Input>
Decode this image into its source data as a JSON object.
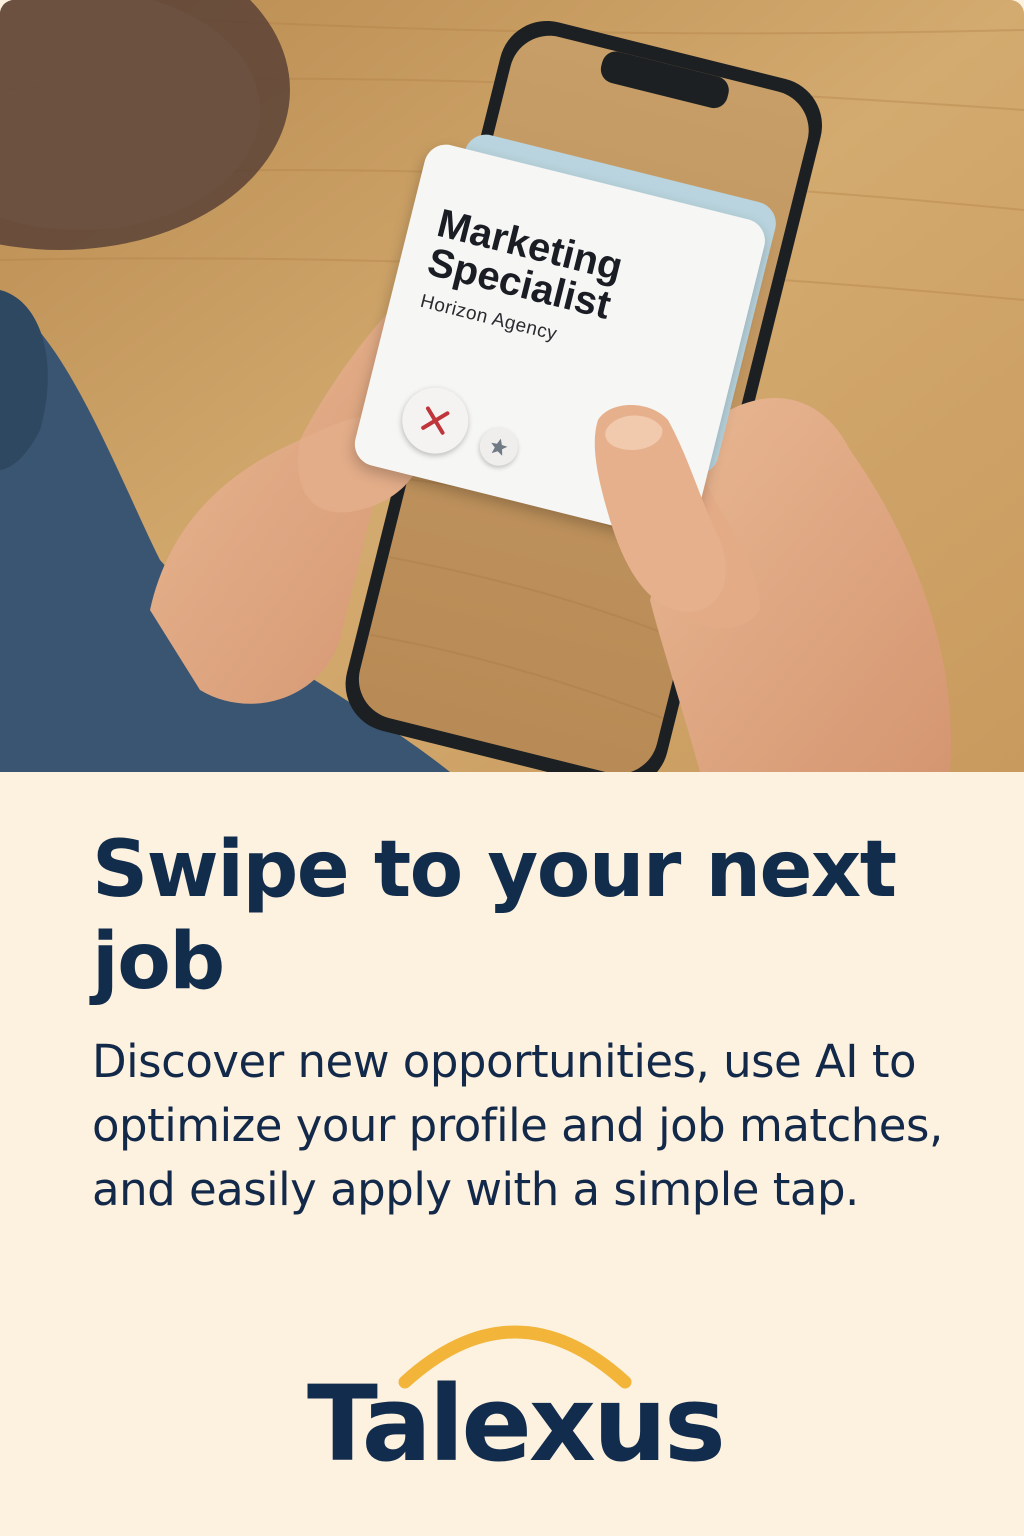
{
  "job_card": {
    "title": "Marketing Specialist",
    "company": "Horizon Agency",
    "reject_icon": "close-icon",
    "favorite_icon": "star-icon"
  },
  "hero": {
    "headline": "Swipe to your next job",
    "body": "Discover new opportunities, use AI to optimize your profile and job matches, and easily apply with a simple tap."
  },
  "brand": {
    "name": "Talexus",
    "arc_color": "#f2b53a",
    "text_color": "#112c4d"
  },
  "colors": {
    "background": "#fdf1df",
    "reject_red": "#c0353b",
    "star_gray": "#6f7a85"
  }
}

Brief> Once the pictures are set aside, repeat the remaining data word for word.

Response to this task>
Decode this image into its source data as a JSON object.
{
  "job_card": {
    "title": "Marketing Specialist",
    "company": "Horizon Agency",
    "reject_icon": "close-icon",
    "favorite_icon": "star-icon"
  },
  "hero": {
    "headline": "Swipe to your next job",
    "body": "Discover new opportunities, use AI to optimize your profile and job matches, and easily apply with a simple tap."
  },
  "brand": {
    "name": "Talexus",
    "arc_color": "#f2b53a",
    "text_color": "#112c4d"
  },
  "colors": {
    "background": "#fdf1df",
    "reject_red": "#c0353b",
    "star_gray": "#6f7a85"
  }
}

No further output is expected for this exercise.